MATERIAL TO PROCESS
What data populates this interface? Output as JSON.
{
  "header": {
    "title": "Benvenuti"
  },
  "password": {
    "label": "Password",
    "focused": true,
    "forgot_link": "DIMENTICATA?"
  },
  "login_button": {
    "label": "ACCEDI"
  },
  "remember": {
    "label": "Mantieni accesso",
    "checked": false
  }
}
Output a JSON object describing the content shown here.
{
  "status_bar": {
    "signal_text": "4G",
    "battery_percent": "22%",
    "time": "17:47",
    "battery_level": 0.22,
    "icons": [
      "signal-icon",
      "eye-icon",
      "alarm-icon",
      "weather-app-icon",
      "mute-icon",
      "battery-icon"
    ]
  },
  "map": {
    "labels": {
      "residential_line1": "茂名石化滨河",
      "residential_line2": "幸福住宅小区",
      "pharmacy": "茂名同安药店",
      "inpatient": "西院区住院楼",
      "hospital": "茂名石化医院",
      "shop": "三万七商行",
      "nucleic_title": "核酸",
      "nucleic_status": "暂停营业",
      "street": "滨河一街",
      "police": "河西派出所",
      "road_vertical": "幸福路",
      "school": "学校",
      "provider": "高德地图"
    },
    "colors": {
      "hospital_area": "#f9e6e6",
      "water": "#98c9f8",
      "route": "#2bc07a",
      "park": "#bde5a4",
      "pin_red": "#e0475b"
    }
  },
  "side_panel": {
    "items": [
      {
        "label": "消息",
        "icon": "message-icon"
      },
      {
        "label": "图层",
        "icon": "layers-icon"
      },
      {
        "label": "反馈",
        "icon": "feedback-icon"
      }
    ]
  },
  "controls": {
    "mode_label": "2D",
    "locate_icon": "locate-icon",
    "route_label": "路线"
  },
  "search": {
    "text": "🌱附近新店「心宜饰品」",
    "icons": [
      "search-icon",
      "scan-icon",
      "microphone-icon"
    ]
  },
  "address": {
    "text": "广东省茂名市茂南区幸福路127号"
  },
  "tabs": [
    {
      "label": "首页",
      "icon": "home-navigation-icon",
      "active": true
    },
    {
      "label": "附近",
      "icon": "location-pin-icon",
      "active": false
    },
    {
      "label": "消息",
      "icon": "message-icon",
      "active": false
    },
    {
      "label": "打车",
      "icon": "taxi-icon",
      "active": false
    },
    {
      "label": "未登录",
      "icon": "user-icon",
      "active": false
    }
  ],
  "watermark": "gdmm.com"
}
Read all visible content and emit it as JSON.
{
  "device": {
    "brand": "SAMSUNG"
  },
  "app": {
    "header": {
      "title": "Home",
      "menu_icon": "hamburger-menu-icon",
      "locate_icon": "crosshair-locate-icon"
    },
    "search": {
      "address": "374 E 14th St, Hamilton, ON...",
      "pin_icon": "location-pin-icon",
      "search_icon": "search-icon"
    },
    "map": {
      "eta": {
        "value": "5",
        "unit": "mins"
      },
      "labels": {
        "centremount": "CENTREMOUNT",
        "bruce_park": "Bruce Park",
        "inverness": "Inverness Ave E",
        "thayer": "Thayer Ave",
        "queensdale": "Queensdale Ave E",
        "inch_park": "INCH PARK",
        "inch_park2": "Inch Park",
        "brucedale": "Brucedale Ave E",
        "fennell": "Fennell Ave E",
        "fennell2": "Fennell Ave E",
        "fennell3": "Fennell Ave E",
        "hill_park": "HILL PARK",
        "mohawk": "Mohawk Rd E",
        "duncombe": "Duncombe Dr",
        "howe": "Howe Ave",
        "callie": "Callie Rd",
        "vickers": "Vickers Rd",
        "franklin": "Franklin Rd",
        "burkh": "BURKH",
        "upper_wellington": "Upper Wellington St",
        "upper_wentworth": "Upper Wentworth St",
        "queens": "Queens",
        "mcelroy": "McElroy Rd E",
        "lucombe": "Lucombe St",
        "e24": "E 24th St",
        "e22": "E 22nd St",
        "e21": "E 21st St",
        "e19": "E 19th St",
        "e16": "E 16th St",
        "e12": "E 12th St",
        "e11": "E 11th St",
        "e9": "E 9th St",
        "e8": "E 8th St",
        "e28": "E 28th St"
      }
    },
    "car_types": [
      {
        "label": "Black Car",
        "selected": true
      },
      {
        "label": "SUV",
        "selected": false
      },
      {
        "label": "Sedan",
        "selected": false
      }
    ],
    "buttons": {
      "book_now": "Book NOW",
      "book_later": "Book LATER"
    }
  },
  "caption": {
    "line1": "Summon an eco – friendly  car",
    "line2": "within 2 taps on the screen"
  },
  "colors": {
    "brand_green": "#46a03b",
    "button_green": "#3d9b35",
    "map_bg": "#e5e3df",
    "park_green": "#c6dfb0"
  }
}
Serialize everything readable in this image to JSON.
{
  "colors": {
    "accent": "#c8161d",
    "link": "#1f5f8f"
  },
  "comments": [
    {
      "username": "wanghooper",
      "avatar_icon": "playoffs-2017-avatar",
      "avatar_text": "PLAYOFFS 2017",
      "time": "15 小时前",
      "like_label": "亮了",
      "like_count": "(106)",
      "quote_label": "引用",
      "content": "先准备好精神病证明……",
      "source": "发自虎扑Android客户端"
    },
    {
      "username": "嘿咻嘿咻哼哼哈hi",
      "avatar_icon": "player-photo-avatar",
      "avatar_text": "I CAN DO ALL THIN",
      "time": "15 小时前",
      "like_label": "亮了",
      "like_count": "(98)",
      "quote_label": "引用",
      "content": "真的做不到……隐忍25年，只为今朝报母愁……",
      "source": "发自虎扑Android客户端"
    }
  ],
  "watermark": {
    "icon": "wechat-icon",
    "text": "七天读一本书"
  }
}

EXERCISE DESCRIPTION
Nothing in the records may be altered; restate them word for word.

SOLVED PROBLEM
What data populates this interface? Output as JSON.
{
  "header": {
    "title": "Benvenuti"
  },
  "password": {
    "label": "Password",
    "focused": true,
    "forgot_link": "DIMENTICATA?"
  },
  "login_button": {
    "label": "ACCEDI"
  },
  "remember": {
    "label": "Mantieni accesso",
    "checked": false
  }
}
Output a JSON object describing the content shown here.
{
  "status_bar": {
    "signal_text": "4G",
    "battery_percent": "22%",
    "time": "17:47",
    "battery_level": 0.22,
    "icons": [
      "signal-icon",
      "eye-icon",
      "alarm-icon",
      "weather-app-icon",
      "mute-icon",
      "battery-icon"
    ]
  },
  "map": {
    "labels": {
      "residential_line1": "茂名石化滨河",
      "residential_line2": "幸福住宅小区",
      "pharmacy": "茂名同安药店",
      "inpatient": "西院区住院楼",
      "hospital": "茂名石化医院",
      "shop": "三万七商行",
      "nucleic_title": "核酸",
      "nucleic_status": "暂停营业",
      "street": "滨河一街",
      "police": "河西派出所",
      "road_vertical": "幸福路",
      "school": "学校",
      "provider": "高德地图"
    },
    "colors": {
      "hospital_area": "#f9e6e6",
      "water": "#98c9f8",
      "route": "#2bc07a",
      "park": "#bde5a4",
      "pin_red": "#e0475b"
    }
  },
  "side_panel": {
    "items": [
      {
        "label": "消息",
        "icon": "message-icon"
      },
      {
        "label": "图层",
        "icon": "layers-icon"
      },
      {
        "label": "反馈",
        "icon": "feedback-icon"
      }
    ]
  },
  "controls": {
    "mode_label": "2D",
    "locate_icon": "locate-icon",
    "route_label": "路线"
  },
  "search": {
    "text": "🌱附近新店「心宜饰品」",
    "icons": [
      "search-icon",
      "scan-icon",
      "microphone-icon"
    ]
  },
  "address": {
    "text": "广东省茂名市茂南区幸福路127号"
  },
  "tabs": [
    {
      "label": "首页",
      "icon": "home-navigation-icon",
      "active": true
    },
    {
      "label": "附近",
      "icon": "location-pin-icon",
      "active": false
    },
    {
      "label": "消息",
      "icon": "message-icon",
      "active": false
    },
    {
      "label": "打车",
      "icon": "taxi-icon",
      "active": false
    },
    {
      "label": "未登录",
      "icon": "user-icon",
      "active": false
    }
  ],
  "watermark": "gdmm.com"
}
Read all visible content and emit it as JSON.
{
  "device": {
    "brand": "SAMSUNG"
  },
  "app": {
    "header": {
      "title": "Home",
      "menu_icon": "hamburger-menu-icon",
      "locate_icon": "crosshair-locate-icon"
    },
    "search": {
      "address": "374 E 14th St, Hamilton, ON...",
      "pin_icon": "location-pin-icon",
      "search_icon": "search-icon"
    },
    "map": {
      "eta": {
        "value": "5",
        "unit": "mins"
      },
      "labels": {
        "centremount": "CENTREMOUNT",
        "bruce_park": "Bruce Park",
        "inverness": "Inverness Ave E",
        "thayer": "Thayer Ave",
        "queensdale": "Queensdale Ave E",
        "inch_park": "INCH PARK",
        "inch_park2": "Inch Park",
        "brucedale": "Brucedale Ave E",
        "fennell": "Fennell Ave E",
        "fennell2": "Fennell Ave E",
        "fennell3": "Fennell Ave E",
        "hill_park": "HILL PARK",
        "mohawk": "Mohawk Rd E",
        "duncombe": "Duncombe Dr",
        "howe": "Howe Ave",
        "callie": "Callie Rd",
        "vickers": "Vickers Rd",
        "franklin": "Franklin Rd",
        "burkh": "BURKH",
        "upper_wellington": "Upper Wellington St",
        "upper_wentworth": "Upper Wentworth St",
        "queens": "Queens",
        "mcelroy": "McElroy Rd E",
        "lucombe": "Lucombe St",
        "e24": "E 24th St",
        "e22": "E 22nd St",
        "e21": "E 21st St",
        "e19": "E 19th St",
        "e16": "E 16th St",
        "e12": "E 12th St",
        "e11": "E 11th St",
        "e9": "E 9th St",
        "e8": "E 8th St",
        "e28": "E 28th St"
      }
    },
    "car_types": [
      {
        "label": "Black Car",
        "selected": true
      },
      {
        "label": "SUV",
        "selected": false
      },
      {
        "label": "Sedan",
        "selected": false
      }
    ],
    "buttons": {
      "book_now": "Book NOW",
      "book_later": "Book LATER"
    }
  },
  "caption": {
    "line1": "Summon an eco – friendly  car",
    "line2": "within 2 taps on the screen"
  },
  "colors": {
    "brand_green": "#46a03b",
    "button_green": "#3d9b35",
    "map_bg": "#e5e3df",
    "park_green": "#c6dfb0"
  }
}
Serialize everything readable in this image to JSON.
{
  "colors": {
    "accent": "#c8161d",
    "link": "#1f5f8f"
  },
  "comments": [
    {
      "username": "wanghooper",
      "avatar_icon": "playoffs-2017-avatar",
      "avatar_text": "PLAYOFFS 2017",
      "time": "15 小时前",
      "like_label": "亮了",
      "like_count": "(106)",
      "quote_label": "引用",
      "content": "先准备好精神病证明……",
      "source": "发自虎扑Android客户端"
    },
    {
      "username": "嘿咻嘿咻哼哼哈hi",
      "avatar_icon": "player-photo-avatar",
      "avatar_text": "I CAN DO ALL THIN",
      "time": "15 小时前",
      "like_label": "亮了",
      "like_count": "(98)",
      "quote_label": "引用",
      "content": "真的做不到……隐忍25年，只为今朝报母愁……",
      "source": "发自虎扑Android客户端"
    }
  ],
  "watermark": {
    "icon": "wechat-icon",
    "text": "七天读一本书"
  }
}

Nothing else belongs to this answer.